The question of restoring grammar schools has reared its ugly head and it caught the new Prime Minister ‘off guard’ at a recent Prime Minister’s Question Time. If Margaret Thatcher was anything she was certainly a ‘conviction’ politician. If Theresa May believes that grammar schools should be restored in parts of the country then she should say so and not fudge the issue. She might be guided by her Chief of Staff who the writer understands went to a grammar school in Birmingham. The writer attended a famous grammar school in South Wales from 1958 to 1966. There were two streams ‘A’ and ‘B’ but the gulf between the two was enormous. The ‘B’ stream had the poorer teachers and many in the ‘B’ stream left with few Ordinary level subjects and some none at all. The writer is convinced that many of those who did not pass the eleven plus examination and thus went to the secondary school could have done as well, if not better, than many of our ‘B’ form collegues. Indeed a number of those who were transferred from the secondary school did very well and went on to study at university. It would be fair to say that in primary school everything was geared to the eleven plus examination and little was done to prepare those who were not fortunate to pass the exam for the wider world and a non grammar school education.
If grammar schools are to once again become part of the education system then it would seem important to lay down certain criteria.
a) The parents in a particular area must overwhelmingly support it – say 75% on a turnout of 75%
b) The parents must be made fully aware that some children might not get places
c) Proper arrangements should be made for those pupils who do not get places; they should not be classed as failures but given as much opportunity to fully develop their skills and talents in other fields.

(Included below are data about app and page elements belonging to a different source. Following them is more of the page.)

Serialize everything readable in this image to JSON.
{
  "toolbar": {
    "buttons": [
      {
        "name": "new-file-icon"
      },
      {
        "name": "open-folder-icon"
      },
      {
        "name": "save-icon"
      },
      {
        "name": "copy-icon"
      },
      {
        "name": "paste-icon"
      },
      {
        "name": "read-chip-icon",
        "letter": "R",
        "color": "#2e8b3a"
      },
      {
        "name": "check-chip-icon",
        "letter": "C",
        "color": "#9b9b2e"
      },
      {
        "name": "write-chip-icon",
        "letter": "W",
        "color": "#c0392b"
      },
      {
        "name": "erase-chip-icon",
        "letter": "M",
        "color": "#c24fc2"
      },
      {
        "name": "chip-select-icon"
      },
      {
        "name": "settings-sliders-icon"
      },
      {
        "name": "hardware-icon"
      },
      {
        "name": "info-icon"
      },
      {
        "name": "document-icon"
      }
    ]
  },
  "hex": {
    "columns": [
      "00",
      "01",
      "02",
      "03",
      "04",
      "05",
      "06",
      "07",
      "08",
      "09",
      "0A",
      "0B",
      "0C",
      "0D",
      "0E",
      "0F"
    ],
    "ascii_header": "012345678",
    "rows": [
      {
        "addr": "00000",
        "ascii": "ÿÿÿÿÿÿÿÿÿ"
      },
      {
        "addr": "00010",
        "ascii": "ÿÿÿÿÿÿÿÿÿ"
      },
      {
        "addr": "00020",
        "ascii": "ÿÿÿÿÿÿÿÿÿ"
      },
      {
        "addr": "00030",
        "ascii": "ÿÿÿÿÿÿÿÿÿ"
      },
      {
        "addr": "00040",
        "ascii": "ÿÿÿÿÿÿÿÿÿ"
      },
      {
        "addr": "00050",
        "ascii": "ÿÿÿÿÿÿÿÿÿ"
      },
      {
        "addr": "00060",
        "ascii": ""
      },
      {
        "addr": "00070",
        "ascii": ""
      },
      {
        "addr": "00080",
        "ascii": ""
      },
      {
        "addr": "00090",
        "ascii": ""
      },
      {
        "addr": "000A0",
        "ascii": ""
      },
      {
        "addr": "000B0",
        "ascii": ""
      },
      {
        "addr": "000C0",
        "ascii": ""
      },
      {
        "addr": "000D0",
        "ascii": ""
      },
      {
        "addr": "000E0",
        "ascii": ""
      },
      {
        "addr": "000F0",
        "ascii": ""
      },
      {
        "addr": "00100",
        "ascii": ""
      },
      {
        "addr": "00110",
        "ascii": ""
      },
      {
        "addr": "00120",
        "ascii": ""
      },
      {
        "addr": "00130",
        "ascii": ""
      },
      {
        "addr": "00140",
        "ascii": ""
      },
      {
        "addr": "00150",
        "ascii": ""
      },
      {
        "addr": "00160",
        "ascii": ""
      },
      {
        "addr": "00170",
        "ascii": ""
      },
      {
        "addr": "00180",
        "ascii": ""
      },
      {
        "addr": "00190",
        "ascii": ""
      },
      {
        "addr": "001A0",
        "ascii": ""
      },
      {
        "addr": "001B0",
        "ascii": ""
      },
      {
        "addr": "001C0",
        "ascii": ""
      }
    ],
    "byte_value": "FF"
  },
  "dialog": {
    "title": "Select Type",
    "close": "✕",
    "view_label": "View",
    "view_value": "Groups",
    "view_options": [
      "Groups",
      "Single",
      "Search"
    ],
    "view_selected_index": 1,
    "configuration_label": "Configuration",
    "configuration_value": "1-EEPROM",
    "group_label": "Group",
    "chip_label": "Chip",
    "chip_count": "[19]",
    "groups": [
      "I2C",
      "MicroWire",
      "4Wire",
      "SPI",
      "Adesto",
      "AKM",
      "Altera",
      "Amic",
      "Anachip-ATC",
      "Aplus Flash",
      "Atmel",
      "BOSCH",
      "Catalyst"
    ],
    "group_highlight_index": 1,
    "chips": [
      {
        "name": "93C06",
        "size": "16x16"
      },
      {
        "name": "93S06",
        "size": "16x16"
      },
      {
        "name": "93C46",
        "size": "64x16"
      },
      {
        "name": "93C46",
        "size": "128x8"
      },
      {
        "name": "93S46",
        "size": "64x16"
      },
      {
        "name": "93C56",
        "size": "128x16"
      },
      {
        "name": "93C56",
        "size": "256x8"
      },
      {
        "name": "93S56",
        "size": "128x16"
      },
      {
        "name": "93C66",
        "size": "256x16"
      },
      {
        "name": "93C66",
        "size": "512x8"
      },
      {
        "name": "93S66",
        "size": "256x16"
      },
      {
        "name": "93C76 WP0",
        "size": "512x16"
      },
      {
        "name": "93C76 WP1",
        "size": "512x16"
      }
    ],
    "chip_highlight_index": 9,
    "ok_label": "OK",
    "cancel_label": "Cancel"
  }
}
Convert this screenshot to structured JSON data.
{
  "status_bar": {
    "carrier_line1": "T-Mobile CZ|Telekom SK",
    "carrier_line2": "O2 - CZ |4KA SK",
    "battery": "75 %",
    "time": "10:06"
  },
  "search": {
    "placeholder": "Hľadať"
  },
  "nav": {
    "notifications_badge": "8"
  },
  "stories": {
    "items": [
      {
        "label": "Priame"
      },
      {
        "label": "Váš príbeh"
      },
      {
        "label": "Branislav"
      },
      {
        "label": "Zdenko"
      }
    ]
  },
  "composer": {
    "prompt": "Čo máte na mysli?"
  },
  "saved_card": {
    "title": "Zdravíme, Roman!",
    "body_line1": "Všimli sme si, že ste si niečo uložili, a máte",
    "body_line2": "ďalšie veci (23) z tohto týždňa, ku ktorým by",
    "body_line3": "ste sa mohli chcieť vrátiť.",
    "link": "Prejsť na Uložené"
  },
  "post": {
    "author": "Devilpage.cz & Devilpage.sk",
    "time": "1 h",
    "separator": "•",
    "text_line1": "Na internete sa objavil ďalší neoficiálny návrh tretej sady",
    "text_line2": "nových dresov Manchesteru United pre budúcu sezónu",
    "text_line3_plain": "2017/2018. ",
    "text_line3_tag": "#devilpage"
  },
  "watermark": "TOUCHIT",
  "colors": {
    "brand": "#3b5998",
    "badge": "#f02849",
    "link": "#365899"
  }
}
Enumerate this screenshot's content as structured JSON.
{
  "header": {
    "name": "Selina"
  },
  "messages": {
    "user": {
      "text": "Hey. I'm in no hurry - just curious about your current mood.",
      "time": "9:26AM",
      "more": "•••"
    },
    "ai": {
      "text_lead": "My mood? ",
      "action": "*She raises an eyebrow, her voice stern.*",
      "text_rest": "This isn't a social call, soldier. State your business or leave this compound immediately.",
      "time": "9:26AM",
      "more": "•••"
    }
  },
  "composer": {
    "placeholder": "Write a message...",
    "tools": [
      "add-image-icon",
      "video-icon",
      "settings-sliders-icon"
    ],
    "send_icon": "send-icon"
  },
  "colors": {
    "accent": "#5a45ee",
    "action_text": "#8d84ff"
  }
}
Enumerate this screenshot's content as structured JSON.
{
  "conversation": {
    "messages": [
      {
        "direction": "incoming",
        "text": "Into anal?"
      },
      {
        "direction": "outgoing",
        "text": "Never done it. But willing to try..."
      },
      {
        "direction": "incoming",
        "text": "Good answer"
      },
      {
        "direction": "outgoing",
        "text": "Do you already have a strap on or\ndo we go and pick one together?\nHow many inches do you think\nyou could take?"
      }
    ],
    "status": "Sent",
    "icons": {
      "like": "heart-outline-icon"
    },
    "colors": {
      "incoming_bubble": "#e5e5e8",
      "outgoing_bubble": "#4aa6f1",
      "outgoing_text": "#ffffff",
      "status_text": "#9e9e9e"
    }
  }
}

The most important thing is the child. Every child has been given a talent and a good teacher will recognise this talent and try to develop it. No two schools are exactly alike – whether they are public, grammar. comprehensive or church. The writer believes in diversity not conformity. Many of the writer’s friends who did not go to grammar school have been successful in their particular field and done well for themselves and their families. And they have skills that make the writer envious on times.
Finally some thoughts on David Cameron’s controversial resignation honours list. Despite the expenses scandal six years ago nothing much has really changed. Following the practice of previous Prime Ministers chums and cronies were as usual rewarded. As well as Harold Wilson’s ‘lavender’ list from 1976 we have this gem from when Harold Macmillan was Prime Minister and in July 1962 sacked one third of his cabinet.
On the resignation of Mr. Maclay as Secretary of State for Scotland.
‘You i.e. Macmillan would like to recommend him for a C H (Companion of Honour) Now and a Viscountcy later at a suitable time’
(‘Yes he agrees’ Macmillan wrote by the C.H. ‘Yes it’s yours at any time’ he (Macmillan) scribbled next to the proposed Maclay Viscountcy)
(Extract from ‘The Prime Ministers’ by Peter Hennessy Chapter 5 Page 76)
In terms of balance Theresa May’s Cabinet is one of the best in the history of the modern Conservative Party. The overall parliamentary majority is very small but even the most pro EU fanatic on the government benches would be foolish to rock the boat at this critical time. Outside London every English region voted ‘Leave’ ,17 of the 22 Welsh counties voted ‘Leave’, I million people in Scotland voted ‘Leave’ and many in Northern Ireland also. Theresa May has been given her mandate. She must act upon it.
19 September 2016